For KKR [in the IPL] and at times for Madhya Pradesh, he batted towards the top of the order, however he has also batted in the middle order for MP. The Indian team was hunting for a No. 6 bowler who could provide a sixth bowling option. Because they had a lot of alternatives at the top of the order right now, especially when Rohit returns, that was the job they assigned to him. But Venkatesh Iyer who was selected to the team purely on the basis of his heroics in the IPL, failed to deliver the goods. India need to have a better option as an all rounder.

Deepak Chahar's batsmanship in the final ODI was one of the few bright spots for India in the series. India were 223 for 7 at one point in their chase of 288, but Chahar, who was playing his first game of the series, smashed 54 off only 34 balls to get them near. In Sri Lanka, he had pulled off an identical chase, but India ended four runs short tonight. Chahar and Shardul Thakur, who played as seam-bowling allrounders and scored 50* and 40* in the first 2 ODIs, were praised by Dravid. It's wonderful to have players like Chahar and Shardul, who have shown they can contribute with the bat in recent games.
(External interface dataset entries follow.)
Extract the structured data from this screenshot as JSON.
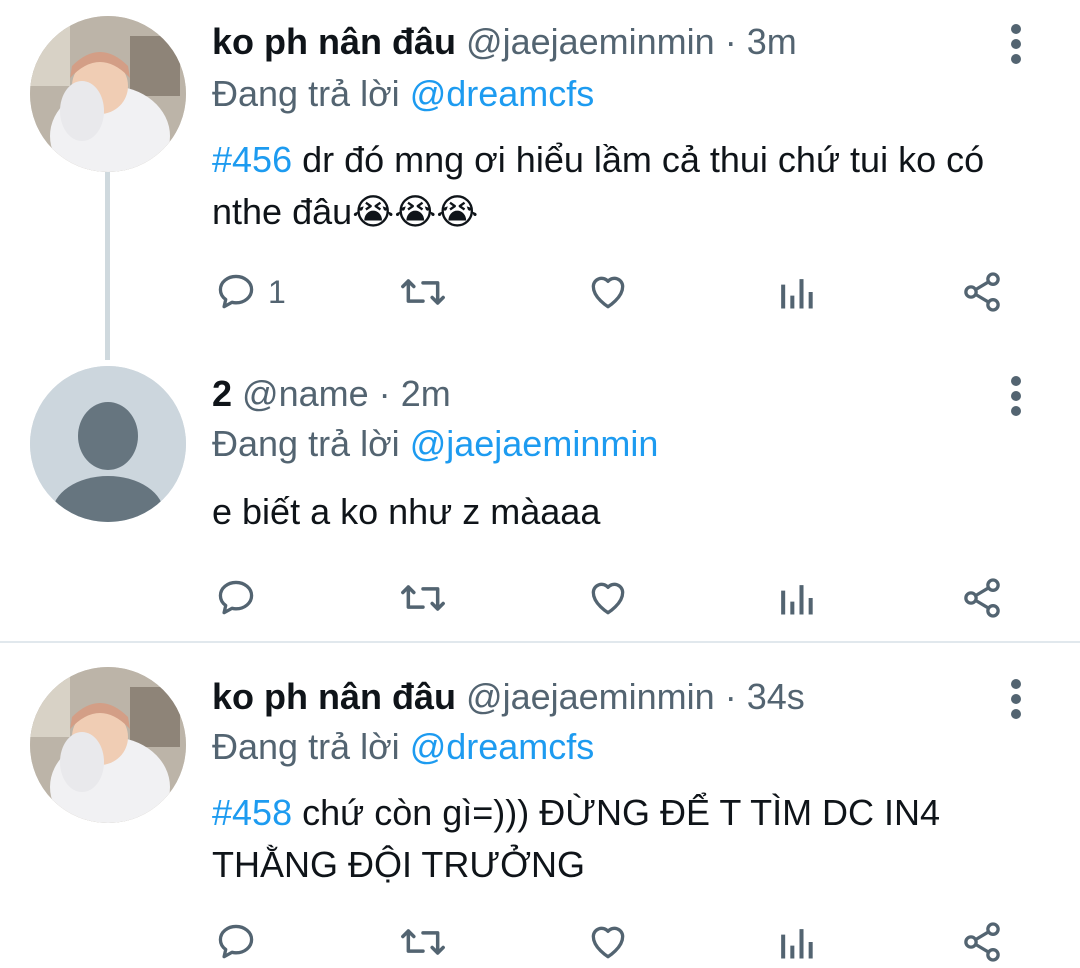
{
  "tweets": [
    {
      "name": "ko ph nân đâu",
      "handle": "@jaejaeminmin",
      "separator": "·",
      "time": "3m",
      "reply_prefix": "Đang trả lời",
      "reply_to": "@dreamcfs",
      "hashtag": "#456",
      "text": " dr đó mng ơi hiểu lầm cả thui chứ tui ko có nthe đâu😭😭😭",
      "reply_count": "1",
      "avatar": "user-photo"
    },
    {
      "name": "2",
      "handle": "@name",
      "separator": "·",
      "time": "2m",
      "reply_prefix": "Đang trả lời",
      "reply_to": "@jaejaeminmin",
      "hashtag": "",
      "text": "e biết a ko như z màaaa",
      "reply_count": "",
      "avatar": "default-profile"
    },
    {
      "name": "ko ph nân đâu",
      "handle": "@jaejaeminmin",
      "separator": "·",
      "time": "34s",
      "reply_prefix": "Đang trả lời",
      "reply_to": "@dreamcfs",
      "hashtag": "#458",
      "text": " chứ còn gì=))) ĐỪNG ĐỂ T TÌM DC IN4 THẰNG ĐỘI TRƯỞNG",
      "reply_count": "",
      "avatar": "user-photo"
    }
  ],
  "icons": {
    "reply": "reply-icon",
    "retweet": "retweet-icon",
    "like": "heart-icon",
    "analytics": "analytics-icon",
    "share": "share-icon",
    "more": "more-vertical-icon"
  },
  "colors": {
    "link": "#1d9bf0",
    "secondary_text": "#536471",
    "primary_text": "#0f1419",
    "thread_line": "#cfd9de"
  }
}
Players like these, who can impact with the bat at a lower level, make a huge influence.

                                                                               Deepak Chahar

Except for Surya's chance in the 3rd ODI, India's middle order has remained unchanged. Aside from that, they didn't make any changes to the batting order. The team's management wants to provide them with a steady run and a sense of stability. When you give people that, you have to demand performances, and big ones at that, because that's what people expect when they play at this level for their nation.